San Bernardino readers might recall the fire at the Chevron refinery in Richmond, California last year. Federal officials investigating the accident recently announced some of their findings.

According to the U.S. Chemical Safety Board, California needs stronger regulations and better oversight of its refineries. However, the federal officials are concerned that California’s agency in charge of ensuring workplace safety — the Division of Occupational Safety and Health — might not have staff property trained or equipped for this task.

Specifically, officials believe state laws or regulations should require periodic corrosion reviews from refinery operators. State officials should also be trained how to assess whether refinery pipe systems are compliant with those regulations, as part of their checklist during scheduled safety inspections.

In addition, officials recommend that Cal/OSHA officials conduct more frequent safety checks of state refineries. In the six-year period before the Chevron refinery fire, California state inspectors performed only three safety inspections of the facility — none of which resulted in any citations. Only after the incident did state officials cite Chevron for several safety violations.

In the case of the Chevron fire, officials believe a corroded pipe dating from the 1970s caused a leak. That led to the fire, as well as black smoke spewing into the air and affecting neighboring residential communities. After the incident, it is reported that thousands of individuals sought medical attention for eye irritation and breathing problems. Several refinery workers also sought treatment for injuries through the company’s workers’ compensation policy.

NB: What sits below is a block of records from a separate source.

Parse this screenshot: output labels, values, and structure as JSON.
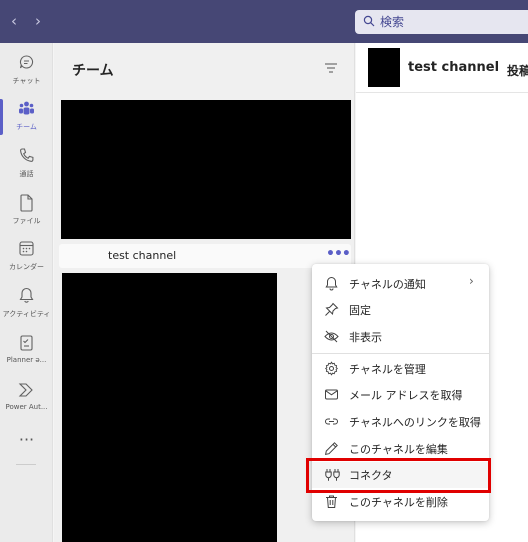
{
  "topbar": {
    "back_icon": "chevron-left-icon",
    "forward_icon": "chevron-right-icon",
    "search_placeholder": "検索"
  },
  "rail": {
    "items": [
      {
        "label": "チャット",
        "icon": "chat-icon",
        "active": false
      },
      {
        "label": "チーム",
        "icon": "teams-icon",
        "active": true
      },
      {
        "label": "通話",
        "icon": "phone-icon",
        "active": false
      },
      {
        "label": "ファイル",
        "icon": "file-icon",
        "active": false
      },
      {
        "label": "カレンダー",
        "icon": "calendar-icon",
        "active": false
      },
      {
        "label": "アクティビティ",
        "icon": "bell-icon",
        "active": false
      },
      {
        "label": "Planner ə...",
        "icon": "planner-icon",
        "active": false
      },
      {
        "label": "Power Aut...",
        "icon": "power-automate-icon",
        "active": false
      }
    ],
    "more_label": "···"
  },
  "panel": {
    "title": "チーム",
    "channel_name": "test channel",
    "channel_more": "•••"
  },
  "main": {
    "channel_title": "test channel",
    "tab_label": "投稿"
  },
  "menu": {
    "items": [
      {
        "label": "チャネルの通知",
        "icon": "bell-icon",
        "has_submenu": true
      },
      {
        "label": "固定",
        "icon": "pin-icon"
      },
      {
        "label": "非表示",
        "icon": "eye-off-icon"
      },
      {
        "label": "チャネルを管理",
        "icon": "gear-icon"
      },
      {
        "label": "メール アドレスを取得",
        "icon": "mail-icon"
      },
      {
        "label": "チャネルへのリンクを取得",
        "icon": "link-icon"
      },
      {
        "label": "このチャネルを編集",
        "icon": "pencil-icon"
      },
      {
        "label": "コネクタ",
        "icon": "connector-icon",
        "highlighted": true
      },
      {
        "label": "このチャネルを削除",
        "icon": "trash-icon"
      }
    ],
    "chevron": "›"
  },
  "colors": {
    "topbar": "#464775",
    "accent": "#5b5fc7",
    "highlight_box": "#e00000"
  }
}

Hopefully, state lawmakers will heed these recommendations. New safety regulations might help to create safer workplaces for refinery workers — and put neighbors more at ease.

Source:, “Feds say state should bolster refinery oversight,” April 5, 2013